__Work to be completed__
Make an exact copy of every entry below, with the pictures left out.

__Records to use__
—————

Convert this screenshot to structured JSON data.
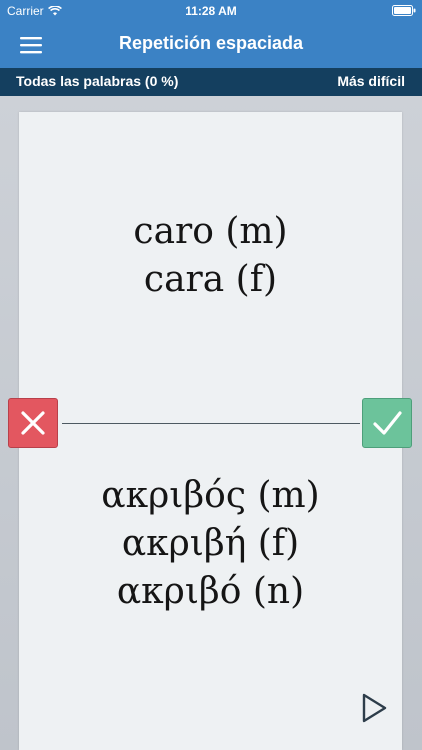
{
  "status_bar": {
    "carrier": "Carrier",
    "time": "11:28 AM",
    "icons": [
      "wifi-icon",
      "battery-icon"
    ]
  },
  "nav_bar": {
    "title": "Repetición espaciada",
    "menu_icon": "hamburger-menu-icon"
  },
  "info_bar": {
    "filter_label": "Todas las palabras (0 %)",
    "difficulty_label": "Más difícil"
  },
  "card": {
    "front_lines": [
      "caro (m)",
      "cara (f)"
    ],
    "back_lines": [
      "ακριβός (m)",
      "ακριβή (f)",
      "ακριβό (n)"
    ],
    "wrong_button_icon": "x-icon",
    "right_button_icon": "checkmark-icon",
    "next_icon": "play-next-icon"
  },
  "colors": {
    "nav_blue": "#3b82c5",
    "info_bar": "#143f5f",
    "wrong_red": "#e35760",
    "right_green": "#6cc39b"
  }
}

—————

__Task answer__
Convert this screenshot to structured JSON data.
{
  "status_bar": {
    "carrier": "Carrier",
    "time": "11:28 AM",
    "icons": [
      "wifi-icon",
      "battery-icon"
    ]
  },
  "nav_bar": {
    "title": "Repetición espaciada",
    "menu_icon": "hamburger-menu-icon"
  },
  "info_bar": {
    "filter_label": "Todas las palabras (0 %)",
    "difficulty_label": "Más difícil"
  },
  "card": {
    "front_lines": [
      "caro (m)",
      "cara (f)"
    ],
    "back_lines": [
      "ακριβός (m)",
      "ακριβή (f)",
      "ακριβό (n)"
    ],
    "wrong_button_icon": "x-icon",
    "right_button_icon": "checkmark-icon",
    "next_icon": "play-next-icon"
  },
  "colors": {
    "nav_blue": "#3b82c5",
    "info_bar": "#143f5f",
    "wrong_red": "#e35760",
    "right_green": "#6cc39b"
  }
}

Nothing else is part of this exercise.